» **About this task**
What lines of the data below hold the string "Express"? Copy each one out.

(Records for the task Opens)

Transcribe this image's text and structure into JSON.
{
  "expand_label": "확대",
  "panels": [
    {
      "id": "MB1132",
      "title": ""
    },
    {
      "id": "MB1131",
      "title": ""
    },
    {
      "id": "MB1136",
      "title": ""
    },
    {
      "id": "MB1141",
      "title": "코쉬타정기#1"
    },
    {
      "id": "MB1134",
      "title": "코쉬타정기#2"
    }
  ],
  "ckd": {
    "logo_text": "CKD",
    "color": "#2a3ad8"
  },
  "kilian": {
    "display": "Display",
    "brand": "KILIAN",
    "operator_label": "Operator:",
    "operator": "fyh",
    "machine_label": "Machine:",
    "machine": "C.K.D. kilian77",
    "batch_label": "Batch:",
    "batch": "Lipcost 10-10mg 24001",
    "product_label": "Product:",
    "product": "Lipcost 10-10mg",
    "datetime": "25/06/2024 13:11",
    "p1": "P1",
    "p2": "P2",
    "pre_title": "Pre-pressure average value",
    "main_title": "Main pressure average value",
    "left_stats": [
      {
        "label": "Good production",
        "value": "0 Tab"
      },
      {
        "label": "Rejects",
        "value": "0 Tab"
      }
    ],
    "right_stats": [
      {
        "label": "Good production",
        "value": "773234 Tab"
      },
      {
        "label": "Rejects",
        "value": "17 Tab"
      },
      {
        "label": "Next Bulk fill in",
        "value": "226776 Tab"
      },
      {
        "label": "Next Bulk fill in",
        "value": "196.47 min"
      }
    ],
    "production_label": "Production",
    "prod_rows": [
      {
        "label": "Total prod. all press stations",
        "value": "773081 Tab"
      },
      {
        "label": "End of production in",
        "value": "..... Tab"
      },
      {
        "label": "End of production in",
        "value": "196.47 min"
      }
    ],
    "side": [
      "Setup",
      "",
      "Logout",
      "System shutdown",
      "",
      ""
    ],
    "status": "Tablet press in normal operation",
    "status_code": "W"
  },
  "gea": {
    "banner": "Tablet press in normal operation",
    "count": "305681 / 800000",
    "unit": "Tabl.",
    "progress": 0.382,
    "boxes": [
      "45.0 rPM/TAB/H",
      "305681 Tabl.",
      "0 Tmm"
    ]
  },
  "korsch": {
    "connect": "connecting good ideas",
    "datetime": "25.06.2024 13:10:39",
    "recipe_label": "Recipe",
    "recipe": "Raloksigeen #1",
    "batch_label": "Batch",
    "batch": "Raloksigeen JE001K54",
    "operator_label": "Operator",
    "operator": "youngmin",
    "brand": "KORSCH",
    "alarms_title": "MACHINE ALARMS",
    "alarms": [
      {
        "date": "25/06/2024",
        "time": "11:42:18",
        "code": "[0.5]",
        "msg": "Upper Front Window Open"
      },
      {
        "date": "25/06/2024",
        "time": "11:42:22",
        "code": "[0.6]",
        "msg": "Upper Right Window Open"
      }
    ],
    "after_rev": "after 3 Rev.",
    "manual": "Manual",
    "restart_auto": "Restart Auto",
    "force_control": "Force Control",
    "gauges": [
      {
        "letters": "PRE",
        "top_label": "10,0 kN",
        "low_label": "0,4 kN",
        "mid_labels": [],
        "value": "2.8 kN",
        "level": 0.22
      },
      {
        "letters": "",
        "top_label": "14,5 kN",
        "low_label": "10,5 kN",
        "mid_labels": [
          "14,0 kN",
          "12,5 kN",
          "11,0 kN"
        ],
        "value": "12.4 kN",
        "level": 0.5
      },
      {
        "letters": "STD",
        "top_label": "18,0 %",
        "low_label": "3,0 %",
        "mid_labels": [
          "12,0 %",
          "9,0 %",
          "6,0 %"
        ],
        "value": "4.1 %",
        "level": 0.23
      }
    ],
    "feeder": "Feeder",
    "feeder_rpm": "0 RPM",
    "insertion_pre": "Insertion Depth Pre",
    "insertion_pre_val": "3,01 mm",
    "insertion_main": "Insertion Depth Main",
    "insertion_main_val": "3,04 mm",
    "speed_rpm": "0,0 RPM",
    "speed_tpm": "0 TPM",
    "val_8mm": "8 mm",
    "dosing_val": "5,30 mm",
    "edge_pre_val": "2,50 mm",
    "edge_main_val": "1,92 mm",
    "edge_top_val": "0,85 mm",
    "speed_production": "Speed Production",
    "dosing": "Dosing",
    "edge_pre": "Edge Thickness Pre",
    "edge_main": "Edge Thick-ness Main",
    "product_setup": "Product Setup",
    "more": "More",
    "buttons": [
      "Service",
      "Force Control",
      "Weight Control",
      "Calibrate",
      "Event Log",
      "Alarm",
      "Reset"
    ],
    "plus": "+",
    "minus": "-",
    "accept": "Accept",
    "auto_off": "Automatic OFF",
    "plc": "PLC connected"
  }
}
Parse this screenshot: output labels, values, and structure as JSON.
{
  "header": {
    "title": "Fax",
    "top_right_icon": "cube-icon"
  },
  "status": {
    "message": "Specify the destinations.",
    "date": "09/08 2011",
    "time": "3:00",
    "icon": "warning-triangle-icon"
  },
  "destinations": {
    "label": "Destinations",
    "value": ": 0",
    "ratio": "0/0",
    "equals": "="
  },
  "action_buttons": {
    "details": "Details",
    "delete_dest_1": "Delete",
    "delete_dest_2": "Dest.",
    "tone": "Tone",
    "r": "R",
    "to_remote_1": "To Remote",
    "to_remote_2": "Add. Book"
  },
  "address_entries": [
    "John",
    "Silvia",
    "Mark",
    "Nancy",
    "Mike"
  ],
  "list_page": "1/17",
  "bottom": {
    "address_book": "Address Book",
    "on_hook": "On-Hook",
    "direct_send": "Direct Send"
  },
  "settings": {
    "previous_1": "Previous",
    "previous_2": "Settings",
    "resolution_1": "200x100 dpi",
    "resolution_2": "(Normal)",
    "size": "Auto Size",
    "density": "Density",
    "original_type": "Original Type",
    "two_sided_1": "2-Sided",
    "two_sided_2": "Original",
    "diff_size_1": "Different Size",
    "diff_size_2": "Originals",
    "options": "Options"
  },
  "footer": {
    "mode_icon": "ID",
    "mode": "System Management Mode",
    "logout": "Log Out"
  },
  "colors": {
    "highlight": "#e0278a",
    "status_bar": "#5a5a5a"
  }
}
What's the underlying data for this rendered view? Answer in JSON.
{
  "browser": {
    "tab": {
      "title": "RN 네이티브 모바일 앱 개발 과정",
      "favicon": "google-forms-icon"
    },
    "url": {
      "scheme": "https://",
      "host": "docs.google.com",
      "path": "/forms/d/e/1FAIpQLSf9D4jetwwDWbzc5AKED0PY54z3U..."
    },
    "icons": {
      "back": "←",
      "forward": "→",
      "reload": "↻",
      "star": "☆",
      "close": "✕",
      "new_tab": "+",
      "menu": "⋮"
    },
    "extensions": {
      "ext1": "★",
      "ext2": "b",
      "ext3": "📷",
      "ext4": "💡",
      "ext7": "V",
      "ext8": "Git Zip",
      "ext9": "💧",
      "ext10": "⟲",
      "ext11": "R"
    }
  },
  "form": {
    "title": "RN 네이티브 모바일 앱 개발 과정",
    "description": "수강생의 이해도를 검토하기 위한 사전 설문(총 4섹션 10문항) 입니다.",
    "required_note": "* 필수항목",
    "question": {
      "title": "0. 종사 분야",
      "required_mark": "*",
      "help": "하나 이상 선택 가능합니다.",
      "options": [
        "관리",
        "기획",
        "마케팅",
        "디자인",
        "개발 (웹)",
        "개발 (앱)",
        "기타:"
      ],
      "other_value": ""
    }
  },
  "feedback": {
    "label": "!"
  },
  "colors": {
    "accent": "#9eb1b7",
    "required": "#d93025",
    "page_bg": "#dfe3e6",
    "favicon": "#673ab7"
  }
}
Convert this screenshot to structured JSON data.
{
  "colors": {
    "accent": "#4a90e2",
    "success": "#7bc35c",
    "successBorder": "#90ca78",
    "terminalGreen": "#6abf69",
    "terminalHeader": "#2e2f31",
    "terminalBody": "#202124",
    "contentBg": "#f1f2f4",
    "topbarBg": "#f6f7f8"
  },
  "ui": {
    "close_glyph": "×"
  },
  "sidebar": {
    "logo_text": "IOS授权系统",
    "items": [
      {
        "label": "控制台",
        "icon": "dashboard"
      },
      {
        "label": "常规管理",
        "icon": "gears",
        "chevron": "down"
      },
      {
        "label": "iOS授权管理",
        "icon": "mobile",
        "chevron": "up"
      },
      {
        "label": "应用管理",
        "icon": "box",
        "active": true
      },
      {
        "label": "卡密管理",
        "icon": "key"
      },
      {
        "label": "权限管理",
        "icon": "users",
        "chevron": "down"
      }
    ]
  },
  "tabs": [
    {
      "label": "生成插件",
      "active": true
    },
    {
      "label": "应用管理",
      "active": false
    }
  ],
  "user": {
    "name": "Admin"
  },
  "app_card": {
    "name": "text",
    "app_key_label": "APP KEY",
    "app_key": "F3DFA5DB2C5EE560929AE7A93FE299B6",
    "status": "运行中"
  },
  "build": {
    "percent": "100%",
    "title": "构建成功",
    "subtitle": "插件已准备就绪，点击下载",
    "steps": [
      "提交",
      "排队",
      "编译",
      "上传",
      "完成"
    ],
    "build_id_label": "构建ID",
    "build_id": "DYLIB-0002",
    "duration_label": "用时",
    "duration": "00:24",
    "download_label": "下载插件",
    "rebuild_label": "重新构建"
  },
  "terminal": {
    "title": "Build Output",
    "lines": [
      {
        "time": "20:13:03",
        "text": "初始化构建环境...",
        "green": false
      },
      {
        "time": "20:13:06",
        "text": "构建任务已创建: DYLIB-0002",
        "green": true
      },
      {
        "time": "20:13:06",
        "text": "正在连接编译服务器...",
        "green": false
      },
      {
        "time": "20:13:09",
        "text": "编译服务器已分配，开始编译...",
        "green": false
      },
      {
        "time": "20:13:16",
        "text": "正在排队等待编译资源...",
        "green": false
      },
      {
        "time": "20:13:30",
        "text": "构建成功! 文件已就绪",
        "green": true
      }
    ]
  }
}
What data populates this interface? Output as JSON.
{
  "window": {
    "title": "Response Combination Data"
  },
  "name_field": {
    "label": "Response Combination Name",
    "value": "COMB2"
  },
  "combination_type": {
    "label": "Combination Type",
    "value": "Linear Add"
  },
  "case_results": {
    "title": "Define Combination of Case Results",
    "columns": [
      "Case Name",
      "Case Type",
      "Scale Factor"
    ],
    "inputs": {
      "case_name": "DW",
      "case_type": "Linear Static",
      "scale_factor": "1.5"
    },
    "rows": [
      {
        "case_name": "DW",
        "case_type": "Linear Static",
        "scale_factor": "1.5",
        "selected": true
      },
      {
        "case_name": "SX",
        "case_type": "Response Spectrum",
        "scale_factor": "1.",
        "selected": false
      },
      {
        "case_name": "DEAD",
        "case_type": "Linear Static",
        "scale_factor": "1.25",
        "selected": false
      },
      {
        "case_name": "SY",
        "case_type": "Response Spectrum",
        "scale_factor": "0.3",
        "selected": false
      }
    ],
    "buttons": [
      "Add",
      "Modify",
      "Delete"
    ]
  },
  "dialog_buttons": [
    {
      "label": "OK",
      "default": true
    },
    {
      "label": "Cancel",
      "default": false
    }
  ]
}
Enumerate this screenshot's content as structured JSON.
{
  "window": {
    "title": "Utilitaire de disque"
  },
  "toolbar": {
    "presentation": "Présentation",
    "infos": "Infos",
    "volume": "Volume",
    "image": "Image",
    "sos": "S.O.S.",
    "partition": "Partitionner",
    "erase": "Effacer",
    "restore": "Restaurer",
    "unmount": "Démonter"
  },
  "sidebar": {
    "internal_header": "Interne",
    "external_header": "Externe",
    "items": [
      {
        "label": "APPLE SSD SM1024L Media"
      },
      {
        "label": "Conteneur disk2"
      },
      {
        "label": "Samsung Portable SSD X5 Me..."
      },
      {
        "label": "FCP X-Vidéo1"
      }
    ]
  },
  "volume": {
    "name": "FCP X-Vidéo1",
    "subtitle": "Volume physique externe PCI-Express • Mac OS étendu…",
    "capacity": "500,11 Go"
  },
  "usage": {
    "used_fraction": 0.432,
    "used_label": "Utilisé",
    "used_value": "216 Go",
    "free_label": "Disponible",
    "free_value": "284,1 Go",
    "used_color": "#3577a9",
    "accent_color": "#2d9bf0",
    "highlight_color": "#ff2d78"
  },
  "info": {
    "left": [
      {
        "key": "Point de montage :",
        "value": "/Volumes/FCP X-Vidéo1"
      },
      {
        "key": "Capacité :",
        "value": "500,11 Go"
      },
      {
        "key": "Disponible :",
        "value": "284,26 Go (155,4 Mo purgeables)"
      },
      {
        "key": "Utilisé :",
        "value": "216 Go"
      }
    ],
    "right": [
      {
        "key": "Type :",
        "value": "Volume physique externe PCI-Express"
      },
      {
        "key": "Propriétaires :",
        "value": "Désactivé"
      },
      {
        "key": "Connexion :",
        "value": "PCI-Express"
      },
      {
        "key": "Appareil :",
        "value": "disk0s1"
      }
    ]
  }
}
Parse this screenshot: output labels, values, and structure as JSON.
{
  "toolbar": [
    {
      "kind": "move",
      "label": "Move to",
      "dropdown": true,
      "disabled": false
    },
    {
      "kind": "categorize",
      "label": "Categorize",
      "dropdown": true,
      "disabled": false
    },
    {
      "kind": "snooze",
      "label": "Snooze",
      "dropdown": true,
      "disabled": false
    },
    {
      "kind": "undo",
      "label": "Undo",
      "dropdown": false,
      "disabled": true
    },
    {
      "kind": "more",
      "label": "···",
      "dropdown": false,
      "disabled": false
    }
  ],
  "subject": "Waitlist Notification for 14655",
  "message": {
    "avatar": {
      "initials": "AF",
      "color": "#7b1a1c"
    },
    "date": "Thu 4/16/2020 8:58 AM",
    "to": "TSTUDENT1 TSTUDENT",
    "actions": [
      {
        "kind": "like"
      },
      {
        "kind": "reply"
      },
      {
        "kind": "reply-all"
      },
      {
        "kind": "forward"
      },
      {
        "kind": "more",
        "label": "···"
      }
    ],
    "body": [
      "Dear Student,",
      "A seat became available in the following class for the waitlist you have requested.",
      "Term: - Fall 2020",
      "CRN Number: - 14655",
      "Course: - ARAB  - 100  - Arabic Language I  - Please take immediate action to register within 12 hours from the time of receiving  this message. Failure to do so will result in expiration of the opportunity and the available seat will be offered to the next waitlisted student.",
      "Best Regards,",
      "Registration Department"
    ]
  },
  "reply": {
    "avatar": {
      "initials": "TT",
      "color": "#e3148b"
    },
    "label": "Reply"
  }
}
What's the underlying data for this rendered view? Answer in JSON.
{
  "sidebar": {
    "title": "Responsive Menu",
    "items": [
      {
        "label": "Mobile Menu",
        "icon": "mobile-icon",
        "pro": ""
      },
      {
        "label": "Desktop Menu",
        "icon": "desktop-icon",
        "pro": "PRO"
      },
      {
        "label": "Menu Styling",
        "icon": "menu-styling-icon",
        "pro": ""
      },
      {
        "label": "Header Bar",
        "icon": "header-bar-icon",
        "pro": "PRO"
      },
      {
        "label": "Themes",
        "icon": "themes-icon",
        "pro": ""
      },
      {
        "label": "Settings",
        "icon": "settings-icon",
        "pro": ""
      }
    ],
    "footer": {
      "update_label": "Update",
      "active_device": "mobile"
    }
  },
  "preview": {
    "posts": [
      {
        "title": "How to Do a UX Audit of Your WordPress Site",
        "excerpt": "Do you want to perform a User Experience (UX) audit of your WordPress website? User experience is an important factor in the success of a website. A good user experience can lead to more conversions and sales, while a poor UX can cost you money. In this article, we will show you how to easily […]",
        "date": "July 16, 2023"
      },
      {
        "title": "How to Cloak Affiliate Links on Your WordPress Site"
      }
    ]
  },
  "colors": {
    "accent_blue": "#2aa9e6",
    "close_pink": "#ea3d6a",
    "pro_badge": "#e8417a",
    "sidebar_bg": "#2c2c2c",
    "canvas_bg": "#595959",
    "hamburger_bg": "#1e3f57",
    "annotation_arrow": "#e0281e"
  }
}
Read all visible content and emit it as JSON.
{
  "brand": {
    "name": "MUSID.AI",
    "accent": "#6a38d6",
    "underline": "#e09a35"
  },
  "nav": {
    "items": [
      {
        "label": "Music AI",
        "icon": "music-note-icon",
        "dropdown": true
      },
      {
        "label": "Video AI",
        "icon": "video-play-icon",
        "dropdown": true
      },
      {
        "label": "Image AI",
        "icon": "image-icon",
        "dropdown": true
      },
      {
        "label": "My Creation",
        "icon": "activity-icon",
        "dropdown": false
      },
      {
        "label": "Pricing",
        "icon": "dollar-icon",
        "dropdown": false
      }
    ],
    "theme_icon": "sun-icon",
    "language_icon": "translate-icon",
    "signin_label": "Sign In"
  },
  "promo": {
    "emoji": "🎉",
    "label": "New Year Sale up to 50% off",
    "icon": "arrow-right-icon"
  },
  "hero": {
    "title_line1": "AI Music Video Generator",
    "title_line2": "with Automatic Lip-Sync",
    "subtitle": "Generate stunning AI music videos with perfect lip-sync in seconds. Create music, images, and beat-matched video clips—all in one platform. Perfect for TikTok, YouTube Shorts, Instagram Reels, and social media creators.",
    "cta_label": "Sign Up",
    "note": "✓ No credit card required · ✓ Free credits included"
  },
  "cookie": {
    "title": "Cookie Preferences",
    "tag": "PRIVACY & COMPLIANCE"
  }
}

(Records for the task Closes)

» **Task response**
    "subtitle": "Volume physique externe PCI-Express • Mac OS étendu…",
        "value": "Volume physique externe PCI-Express"
        "value": "PCI-Express"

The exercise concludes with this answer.